When I applied the mixture, the wood immediately turned a dark brown. However, after it dried overnight the wood had a purple hue to it. It also raised the grain a little bit so I hit it with 220 grit sandpaper to remove the grit from the top.

Another big issue with the top, which is hard to see, is that it warped. When I was testing what type of dyes, stains or waxes to uses, I did it on the underside of the top. I think that all the oils and stain put the wood out of equilibrium causing the wood to warp. Oops!

After the vinegar/steel wool mixture dried I wanted the top to be a little darker so I applied a coat of ebony Briwax. The top took on a darker color, but a little too dark for my taste. I probably should have tried some other type of wax or added another coat of vinegar/steel wool mixture to see how that would have turned out.

Overall the top came out okay, but it wasn’t the look I was going after, plus it’s warped. When doing things I have never done before, sometimes I get it right and other times I stink it up. I think this top may be headed out as fire wood. What do you think? Where did I screw up and how can you antique pine to a grayish tone?

Making Walnut Stain

I have a big walnut tree in my backyard that drops hundreds of walnuts on the ground every fall. For some reason the walnuts were excessive this year as I have never seen so many on the ground. It must have been a good year to be a walnut tree.

I usually just trip on them while I cut the grass but I decided it might be fun to try to make my own walnut stain from the nuts.

I looked around for the walnuts that had opened up while the squirrels were giving me dirty looks and took about a dozen of them to my shop. I then wrapped them in an onion bag and tightened them up so the walnuts wouldn’t fall out. Wrapping them in cheese cloth would work just as well.

I grabbed a big pot I bought a few months ago and a hot plate burner to cook the walnuts. There was no way I was going to use a pot from my wife’s kitchen as I didn’t want to get punched in the face. I filled the pot with water with a couple of gallons of water, placed the nuts in it and turned on the hot plate until the water was at a boil.

After the water came to a boil, I turned the hot plate off and let the walnuts sit in the pot overnight. In the morning, I dipped a stick in the water to see how dark the stain was. It wasn’t as dark as I would have liked so I turned the burner on again. After I got the water to a boil, I turned the hot plate to low and let the walnuts simmer in the water for a few more hours.

This was the most frustrating part of the process. I kept testing the stain on some scrap oak to see how dark it was.

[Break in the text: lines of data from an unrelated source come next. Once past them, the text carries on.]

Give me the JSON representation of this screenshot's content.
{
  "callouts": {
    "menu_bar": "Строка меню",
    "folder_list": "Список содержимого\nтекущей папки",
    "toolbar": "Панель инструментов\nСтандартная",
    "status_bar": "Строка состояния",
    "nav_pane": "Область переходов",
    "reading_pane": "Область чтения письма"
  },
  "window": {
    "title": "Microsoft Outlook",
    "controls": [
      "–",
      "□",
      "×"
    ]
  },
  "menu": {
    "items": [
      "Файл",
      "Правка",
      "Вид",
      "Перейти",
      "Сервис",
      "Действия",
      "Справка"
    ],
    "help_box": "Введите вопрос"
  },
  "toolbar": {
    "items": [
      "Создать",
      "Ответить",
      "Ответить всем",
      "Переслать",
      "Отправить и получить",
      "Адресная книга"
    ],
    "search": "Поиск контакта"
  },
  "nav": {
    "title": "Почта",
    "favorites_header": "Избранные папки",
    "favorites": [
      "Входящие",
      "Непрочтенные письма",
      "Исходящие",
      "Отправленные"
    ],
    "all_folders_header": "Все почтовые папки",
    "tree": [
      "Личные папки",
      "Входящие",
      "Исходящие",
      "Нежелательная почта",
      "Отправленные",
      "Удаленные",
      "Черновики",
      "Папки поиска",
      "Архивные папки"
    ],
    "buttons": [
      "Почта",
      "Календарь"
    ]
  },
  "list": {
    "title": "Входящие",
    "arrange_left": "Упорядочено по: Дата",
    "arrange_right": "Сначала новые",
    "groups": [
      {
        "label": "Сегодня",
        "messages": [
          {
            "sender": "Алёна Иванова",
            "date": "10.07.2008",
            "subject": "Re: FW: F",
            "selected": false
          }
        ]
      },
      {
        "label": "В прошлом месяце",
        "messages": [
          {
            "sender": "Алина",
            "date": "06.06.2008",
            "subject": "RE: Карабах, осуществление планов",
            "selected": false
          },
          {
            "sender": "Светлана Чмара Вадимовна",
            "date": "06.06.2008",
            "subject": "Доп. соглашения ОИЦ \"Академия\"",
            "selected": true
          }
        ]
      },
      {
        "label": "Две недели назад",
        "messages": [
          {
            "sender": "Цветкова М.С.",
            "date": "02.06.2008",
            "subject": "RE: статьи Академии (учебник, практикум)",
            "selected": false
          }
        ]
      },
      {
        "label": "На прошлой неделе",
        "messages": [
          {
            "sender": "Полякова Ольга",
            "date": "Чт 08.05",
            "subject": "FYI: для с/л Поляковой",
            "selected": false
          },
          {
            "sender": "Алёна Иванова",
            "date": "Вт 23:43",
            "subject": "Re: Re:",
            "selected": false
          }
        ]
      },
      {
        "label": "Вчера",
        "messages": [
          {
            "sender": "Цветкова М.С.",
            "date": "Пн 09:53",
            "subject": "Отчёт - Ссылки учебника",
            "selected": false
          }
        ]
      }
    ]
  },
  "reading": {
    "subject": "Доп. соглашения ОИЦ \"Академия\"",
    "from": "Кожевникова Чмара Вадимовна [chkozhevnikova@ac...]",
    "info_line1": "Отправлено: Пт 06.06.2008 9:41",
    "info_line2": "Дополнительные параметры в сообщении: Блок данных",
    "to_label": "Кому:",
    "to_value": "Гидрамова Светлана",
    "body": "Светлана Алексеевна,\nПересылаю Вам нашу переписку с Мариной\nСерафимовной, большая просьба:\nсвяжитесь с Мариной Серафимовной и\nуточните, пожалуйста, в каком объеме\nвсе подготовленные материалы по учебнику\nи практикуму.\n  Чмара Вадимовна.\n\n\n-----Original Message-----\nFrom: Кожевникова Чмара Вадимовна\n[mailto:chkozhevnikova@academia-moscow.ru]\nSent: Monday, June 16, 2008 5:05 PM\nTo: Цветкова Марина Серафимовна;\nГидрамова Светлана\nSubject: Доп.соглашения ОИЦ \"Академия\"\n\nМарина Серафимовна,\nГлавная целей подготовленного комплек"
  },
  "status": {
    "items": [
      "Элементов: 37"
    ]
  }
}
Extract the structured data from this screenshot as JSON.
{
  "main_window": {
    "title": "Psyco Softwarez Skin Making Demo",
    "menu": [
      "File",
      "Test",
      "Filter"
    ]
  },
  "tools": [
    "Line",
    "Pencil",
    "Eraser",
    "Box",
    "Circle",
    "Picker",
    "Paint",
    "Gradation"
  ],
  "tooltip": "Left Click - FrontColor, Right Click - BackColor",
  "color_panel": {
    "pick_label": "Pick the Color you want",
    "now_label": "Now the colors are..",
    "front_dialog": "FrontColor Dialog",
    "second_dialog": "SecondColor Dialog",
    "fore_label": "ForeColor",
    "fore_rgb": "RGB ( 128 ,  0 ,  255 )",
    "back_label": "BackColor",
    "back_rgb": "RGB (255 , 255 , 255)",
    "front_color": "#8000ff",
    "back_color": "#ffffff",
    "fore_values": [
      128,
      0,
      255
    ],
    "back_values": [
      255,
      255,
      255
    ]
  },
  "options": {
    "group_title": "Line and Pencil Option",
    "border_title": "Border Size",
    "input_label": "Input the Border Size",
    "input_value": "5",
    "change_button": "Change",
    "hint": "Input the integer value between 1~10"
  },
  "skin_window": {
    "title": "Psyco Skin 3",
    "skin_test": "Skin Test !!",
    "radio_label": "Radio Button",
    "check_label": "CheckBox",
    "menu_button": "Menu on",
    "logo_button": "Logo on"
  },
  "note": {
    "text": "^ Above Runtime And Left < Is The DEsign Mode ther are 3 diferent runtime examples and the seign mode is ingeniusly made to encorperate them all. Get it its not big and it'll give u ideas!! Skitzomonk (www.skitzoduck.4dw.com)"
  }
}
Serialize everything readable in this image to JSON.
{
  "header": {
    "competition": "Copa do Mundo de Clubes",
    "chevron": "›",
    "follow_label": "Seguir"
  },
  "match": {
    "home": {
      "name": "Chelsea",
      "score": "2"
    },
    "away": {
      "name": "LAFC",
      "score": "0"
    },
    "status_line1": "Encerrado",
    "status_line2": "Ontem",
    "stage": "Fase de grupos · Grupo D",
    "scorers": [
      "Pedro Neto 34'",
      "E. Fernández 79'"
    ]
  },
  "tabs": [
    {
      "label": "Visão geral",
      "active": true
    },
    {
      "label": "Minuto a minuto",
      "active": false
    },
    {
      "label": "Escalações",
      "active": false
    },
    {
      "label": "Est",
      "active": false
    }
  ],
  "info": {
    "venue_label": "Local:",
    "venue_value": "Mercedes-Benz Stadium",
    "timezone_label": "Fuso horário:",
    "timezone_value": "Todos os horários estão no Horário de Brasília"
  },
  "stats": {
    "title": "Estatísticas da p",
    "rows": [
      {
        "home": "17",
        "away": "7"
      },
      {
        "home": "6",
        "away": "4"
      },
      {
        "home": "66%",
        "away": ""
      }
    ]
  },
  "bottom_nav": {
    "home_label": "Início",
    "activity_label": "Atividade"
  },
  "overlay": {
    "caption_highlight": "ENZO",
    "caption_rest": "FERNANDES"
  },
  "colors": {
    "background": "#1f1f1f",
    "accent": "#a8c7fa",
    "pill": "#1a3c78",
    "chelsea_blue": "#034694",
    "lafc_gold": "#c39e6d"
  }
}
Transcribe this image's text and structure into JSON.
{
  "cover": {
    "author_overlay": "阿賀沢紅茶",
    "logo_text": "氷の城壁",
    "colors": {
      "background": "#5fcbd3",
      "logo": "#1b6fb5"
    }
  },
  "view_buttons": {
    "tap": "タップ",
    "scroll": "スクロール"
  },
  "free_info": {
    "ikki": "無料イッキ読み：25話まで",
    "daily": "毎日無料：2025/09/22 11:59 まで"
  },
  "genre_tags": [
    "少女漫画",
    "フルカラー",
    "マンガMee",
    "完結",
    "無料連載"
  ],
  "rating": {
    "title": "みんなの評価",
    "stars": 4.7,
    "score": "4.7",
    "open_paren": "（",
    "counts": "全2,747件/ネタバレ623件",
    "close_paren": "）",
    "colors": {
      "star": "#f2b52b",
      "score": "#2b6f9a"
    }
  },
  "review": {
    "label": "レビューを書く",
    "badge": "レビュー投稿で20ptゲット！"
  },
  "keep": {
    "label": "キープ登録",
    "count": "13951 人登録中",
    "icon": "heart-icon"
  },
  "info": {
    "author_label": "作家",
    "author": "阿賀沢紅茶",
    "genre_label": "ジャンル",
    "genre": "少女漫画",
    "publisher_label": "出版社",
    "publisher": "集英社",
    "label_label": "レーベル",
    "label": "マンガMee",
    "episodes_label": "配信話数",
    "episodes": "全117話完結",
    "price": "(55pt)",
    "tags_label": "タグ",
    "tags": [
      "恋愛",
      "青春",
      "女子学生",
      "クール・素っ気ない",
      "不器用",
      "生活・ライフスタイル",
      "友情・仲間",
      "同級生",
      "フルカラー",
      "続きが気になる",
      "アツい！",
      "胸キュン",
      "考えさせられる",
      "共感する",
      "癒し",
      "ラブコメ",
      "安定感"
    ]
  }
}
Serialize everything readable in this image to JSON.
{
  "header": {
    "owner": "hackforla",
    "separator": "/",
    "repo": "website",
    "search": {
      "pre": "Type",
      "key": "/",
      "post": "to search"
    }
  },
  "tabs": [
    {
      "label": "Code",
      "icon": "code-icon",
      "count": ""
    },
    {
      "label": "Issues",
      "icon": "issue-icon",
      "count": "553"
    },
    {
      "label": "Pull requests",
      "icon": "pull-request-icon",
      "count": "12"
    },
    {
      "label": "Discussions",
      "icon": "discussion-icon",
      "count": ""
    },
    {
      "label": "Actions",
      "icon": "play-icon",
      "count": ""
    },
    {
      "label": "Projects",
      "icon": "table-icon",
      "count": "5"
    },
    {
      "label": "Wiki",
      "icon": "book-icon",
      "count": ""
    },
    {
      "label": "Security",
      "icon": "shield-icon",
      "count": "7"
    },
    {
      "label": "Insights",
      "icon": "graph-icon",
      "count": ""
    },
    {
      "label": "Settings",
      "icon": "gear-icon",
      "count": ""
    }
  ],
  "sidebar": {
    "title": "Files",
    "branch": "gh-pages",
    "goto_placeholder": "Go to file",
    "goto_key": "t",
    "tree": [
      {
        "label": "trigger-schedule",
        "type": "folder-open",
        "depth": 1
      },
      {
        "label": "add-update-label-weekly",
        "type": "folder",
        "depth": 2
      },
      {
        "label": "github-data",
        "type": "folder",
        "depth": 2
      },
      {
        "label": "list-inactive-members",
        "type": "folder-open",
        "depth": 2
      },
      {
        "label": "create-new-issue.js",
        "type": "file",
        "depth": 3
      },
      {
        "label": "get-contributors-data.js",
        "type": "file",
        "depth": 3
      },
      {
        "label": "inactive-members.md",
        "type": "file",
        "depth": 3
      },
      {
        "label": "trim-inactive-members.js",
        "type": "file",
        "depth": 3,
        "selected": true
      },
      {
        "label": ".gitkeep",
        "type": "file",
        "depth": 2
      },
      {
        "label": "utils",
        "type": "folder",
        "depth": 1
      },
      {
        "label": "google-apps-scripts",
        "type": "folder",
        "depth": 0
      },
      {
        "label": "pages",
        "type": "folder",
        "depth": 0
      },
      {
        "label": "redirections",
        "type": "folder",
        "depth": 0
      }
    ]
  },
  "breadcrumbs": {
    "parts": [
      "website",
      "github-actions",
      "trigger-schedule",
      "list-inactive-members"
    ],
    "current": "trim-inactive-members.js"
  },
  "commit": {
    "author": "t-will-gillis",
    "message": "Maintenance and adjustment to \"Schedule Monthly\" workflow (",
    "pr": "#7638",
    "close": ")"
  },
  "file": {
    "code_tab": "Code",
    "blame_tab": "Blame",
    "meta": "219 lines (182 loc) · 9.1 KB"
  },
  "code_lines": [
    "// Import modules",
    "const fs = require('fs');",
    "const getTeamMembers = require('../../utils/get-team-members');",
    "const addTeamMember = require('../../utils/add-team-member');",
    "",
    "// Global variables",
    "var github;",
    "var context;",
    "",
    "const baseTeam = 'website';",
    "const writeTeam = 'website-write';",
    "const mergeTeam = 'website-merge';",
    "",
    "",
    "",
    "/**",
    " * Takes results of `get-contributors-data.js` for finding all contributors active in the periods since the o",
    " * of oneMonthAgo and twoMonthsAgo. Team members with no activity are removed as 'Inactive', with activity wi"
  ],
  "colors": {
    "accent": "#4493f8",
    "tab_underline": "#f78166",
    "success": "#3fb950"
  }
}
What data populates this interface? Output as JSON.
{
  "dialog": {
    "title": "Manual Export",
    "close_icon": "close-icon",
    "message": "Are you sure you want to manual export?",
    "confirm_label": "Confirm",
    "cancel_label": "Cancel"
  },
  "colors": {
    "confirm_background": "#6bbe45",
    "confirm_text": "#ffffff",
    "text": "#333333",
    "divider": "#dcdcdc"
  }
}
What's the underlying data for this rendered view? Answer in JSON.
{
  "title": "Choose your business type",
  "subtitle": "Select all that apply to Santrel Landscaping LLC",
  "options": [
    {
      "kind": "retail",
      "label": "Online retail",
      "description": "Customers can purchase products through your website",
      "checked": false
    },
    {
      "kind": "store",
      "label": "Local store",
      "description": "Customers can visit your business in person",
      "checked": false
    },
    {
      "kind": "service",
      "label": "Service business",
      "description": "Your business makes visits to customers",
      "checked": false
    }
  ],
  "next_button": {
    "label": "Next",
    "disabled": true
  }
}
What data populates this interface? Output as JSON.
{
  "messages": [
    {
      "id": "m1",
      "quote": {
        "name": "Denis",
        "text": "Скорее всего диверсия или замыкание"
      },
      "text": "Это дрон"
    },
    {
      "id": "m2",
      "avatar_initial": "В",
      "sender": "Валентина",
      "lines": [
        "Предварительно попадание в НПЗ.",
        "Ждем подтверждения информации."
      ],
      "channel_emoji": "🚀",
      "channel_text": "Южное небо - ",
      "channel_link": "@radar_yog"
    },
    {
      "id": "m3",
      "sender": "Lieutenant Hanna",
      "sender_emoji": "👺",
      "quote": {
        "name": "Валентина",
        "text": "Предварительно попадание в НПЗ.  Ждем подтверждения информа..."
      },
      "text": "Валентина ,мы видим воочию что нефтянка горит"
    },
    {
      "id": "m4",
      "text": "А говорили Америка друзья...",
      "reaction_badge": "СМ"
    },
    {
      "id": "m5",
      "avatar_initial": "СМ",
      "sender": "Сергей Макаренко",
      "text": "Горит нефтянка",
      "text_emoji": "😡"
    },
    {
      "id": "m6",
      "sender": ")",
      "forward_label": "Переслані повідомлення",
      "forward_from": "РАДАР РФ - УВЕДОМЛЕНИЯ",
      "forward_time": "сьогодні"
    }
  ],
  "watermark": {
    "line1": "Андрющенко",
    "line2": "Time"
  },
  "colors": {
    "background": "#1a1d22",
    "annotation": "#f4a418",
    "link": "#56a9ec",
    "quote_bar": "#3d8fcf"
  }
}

Every hour I checked, the stain was real light and looked like tea. I started to think it wouldn’t work. So I decided that I probably had too much water in the pot and poured some of it in the sink. After removing about half the water and cooking the walnuts for a few more hours, this is what I was left with.

Satisfied with the color, I poured the stain into a mason jar using a funnel and paint strainer to collect all the gunk that had accumulated in the water from the walnuts.

This is how the stain looks on white oak. It dries a little lighter than this and raises the grain a bit but considering I made it from nuts in backyard is pretty cool.

I marked the date on top of the can so I know how fresh it is. Ideally you would want to store the stain in the refrigerator so it doesn’t go bad, but I doubt I’ll do that. I’ll  keep it around and test it every week to see how long it lasts. Unfortunately, I have nothing to stain right now. Maybe I’ll make a bookcase out of oak in the next few weeks so I can at least use it before it goes bad.